By Evangelina Cifliganec
In August, President Barack Obama announced a nationwide Clean Power Plan, in response to ever more serious climate change. The plan sets individual state goals, and states are expected to customize their plans in ways that make sense for their communities, businesses, and utilities.
Governor Andrew Cuomo’s environmental and clean power plan for New York is due in September 2016, and it will affect Roosevelt Island.
Climate Change and RI
People everywhere on the planet are feeling the impact of climate change: temperatures are continuing to climb, seasons are shifting, and sea levels are rising due to melting ice. Research indicates that there will be more extreme-weather events: record heat waves, severe droughts and wildfires, and more intense hurricanes and tropical storms. Storms get their energy from warm water, and ocean temperatures are rising. The extent of storm damage is exacerbated by rising sea levels, disappearing wetlands, and increased coastal development.
October 2012’s Superstorm Sandy is a memorable example of more intense storms – lasting longer, unleashing stronger winds, and causing more damage to coastal ecosystems. It hit Roosevelt Island hard.
Many residents lost electricity and hot water – for five days at The Octagon, which, along with Coler Hospital, suffered the greatest impact here. People in other parts of the region had much worse situations, and many lost their homes. The storm cost an estimated $65 billion dollars.
Predictions of future sea-level rise show threat to coastal communities and islands – such as New York and Roosevelt Island. And Roosevelt Island has numerous people in two subpopulations that are more adversely affected by extreme weather – children, and seniors with health conditions.
The Clean Power Plan
What’s most important now is for us to respond before it’s too late. Climate problems require collective, community action. The Clean Power Plan is a great starting point in caring for our planet. Here are some facts about it:
● Sets the first-ever emission standards for existing power plants (the largest source of carbon pollution in the US), and puts us on a path toward 32% reduction of carbon emissions by 2030.
● Saves the average American family nearly $85 a year on electric bills by 2030.
● Leads to 30% more renewable-energy generation, and creates tens of thousands of jobs.
What We Can Do
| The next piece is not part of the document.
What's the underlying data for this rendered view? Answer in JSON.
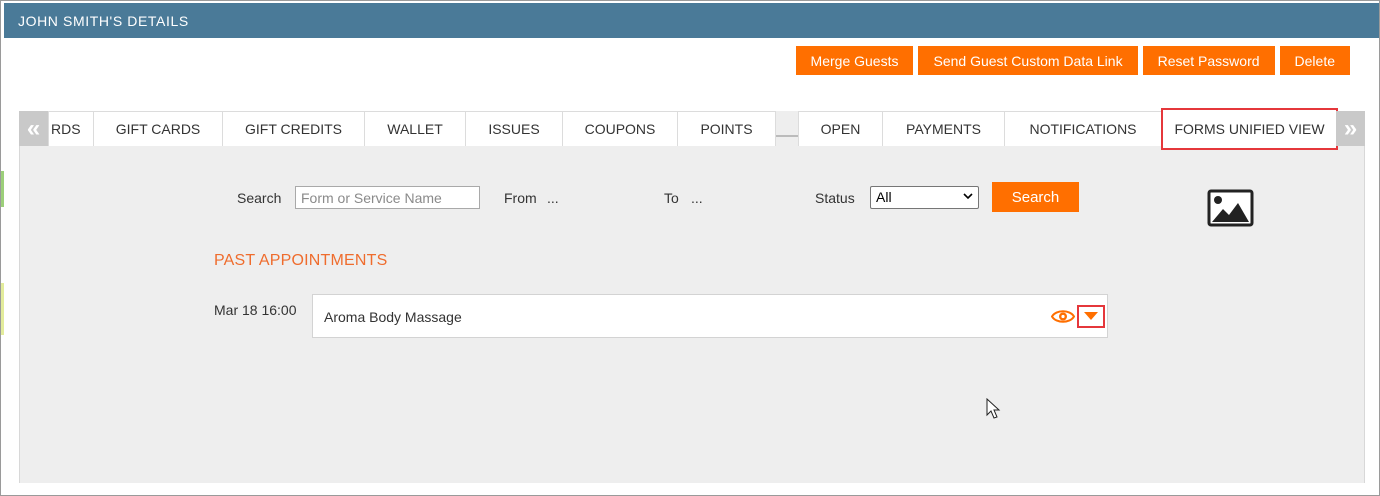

While Governor Cuomo and others have praised the plan, its opponents have vowed to fight it in Congress and the courts. We need to do whatever we can to support the plan – to make sure that it’s known, and treated with priority and urgency, and implemented, and built on in the future. The goal is to bridge the gap between awareness/concern and action.
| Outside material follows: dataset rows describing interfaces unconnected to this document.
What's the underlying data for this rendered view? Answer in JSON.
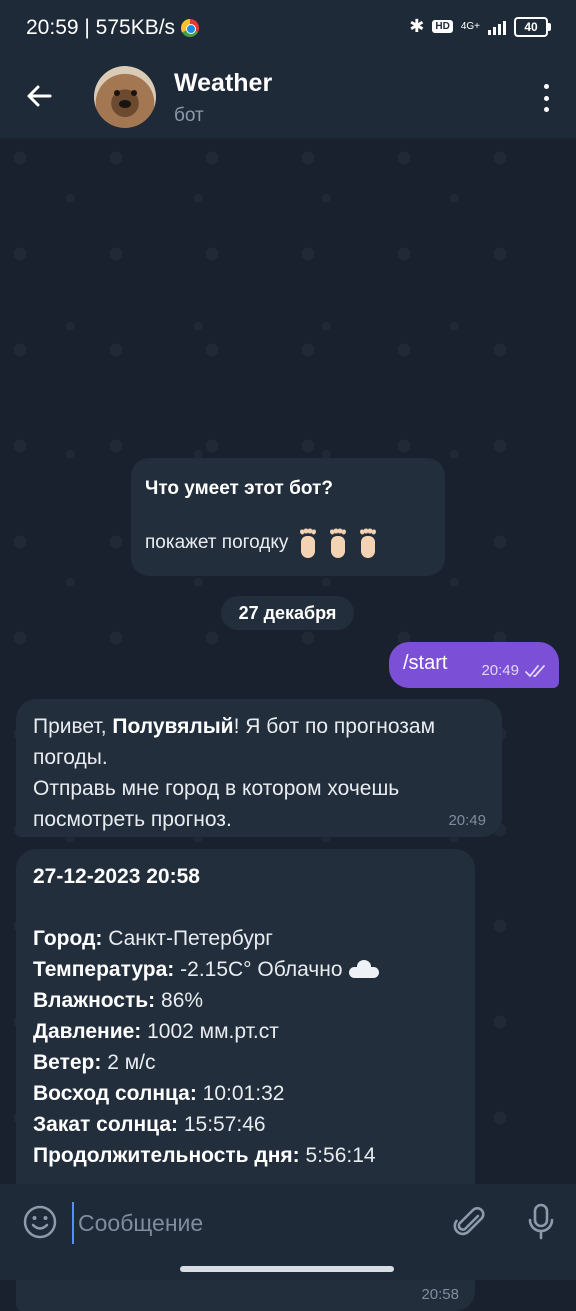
{
  "status_bar": {
    "time_speed": "20:59 | 575KB/s",
    "hd": "HD",
    "network": "4G+",
    "battery": "40"
  },
  "header": {
    "title": "Weather",
    "subtitle": "бот"
  },
  "bot_info": {
    "title": "Что умеет этот бот?",
    "description": "покажет погодку"
  },
  "date_separator": "27 декабря",
  "outgoing": {
    "text": "/start",
    "time": "20:49"
  },
  "greeting": {
    "prefix": "Привет, ",
    "name": "Полувялый",
    "line1_rest": "! Я бот по прогнозам",
    "line2": "погоды.",
    "line3": "Отправь мне город в котором хочешь",
    "line4": "посмотреть прогноз.",
    "time": "20:49"
  },
  "weather": {
    "datetime": "27-12-2023 20:58",
    "rows": [
      {
        "label": "Город:",
        "value": " Санкт-Петербург"
      },
      {
        "label": "Температура:",
        "value": " -2.15C° Облачно"
      },
      {
        "label": "Влажность:",
        "value": " 86%"
      },
      {
        "label": "Давление:",
        "value": " 1002 мм.рт.ст"
      },
      {
        "label": "Ветер:",
        "value": " 2 м/с"
      },
      {
        "label": "Восход солнца:",
        "value": " 10:01:32"
      },
      {
        "label": "Закат солнца:",
        "value": " 15:57:46"
      },
      {
        "label": "Продолжительность дня:",
        "value": " 5:56:14"
      }
    ],
    "time": "20:58"
  },
  "composer": {
    "placeholder": "Сообщение"
  },
  "colors": {
    "background": "#18212d",
    "header": "#1f2a38",
    "bubble_in": "#222e3b",
    "bubble_out": "#7b4fd6"
  }
}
Public support will empower President Obama when he presents the plan at the United Nations Climate Change Summit in Paris in December, helping to set an example as countries outline their approaches in the effort to develop a global climate change plan for action.
One way for Islanders to help is to contact our elected representatives and urge their support of the plan, and of the environment in general.
Senator Chuck Schumer: 202-224-6542
Senator Kirsten Gillibrand: 202-224-4451, 212-688-6262
U.S. Rep. Carolyn Maloney: 202-225-7944, 212-860-0606
Another way that Islanders can spread the word is through social media like Facebook, Twitter, and Instagram. Use hashtag #ActOnClimate to share your concerns and to increase climate-change awareness.
Facebook users can download the Organizing for Action app, part of President Obama’s grassroots organization for social change.
The Island’s significant international population has a special ability: foreign citizens can talk and write to their country’s representatives, to support and encourage them as they formulate and implement effective clean power plans.
And among the many small steps that we can take here, on the Island, to contribute to planetary well-being is by supporting the local groups that facilitate reusing instead of buying new. The Roosevelt Island Parents’ Network helps families share items that they no longer need; contributors post pictures of goods and products to pass on. If someone else uses what you don’t need, you’ve done the planet a great favor because that person won’t be buying a new one. The Freecycle Network (freecycle.org) is also active on the Island.
Freecycle is a nonprofit movement of people who give (and get) stuff for free in their own towns. Our local volunteer moderator is Susy del Campo Perea. And when the Cabrini Thrift Shop finally reopens next year, it will restore a vital component to our local recycling, by selling donated items. The goal is to facilitate the leap between awareness, concern and action.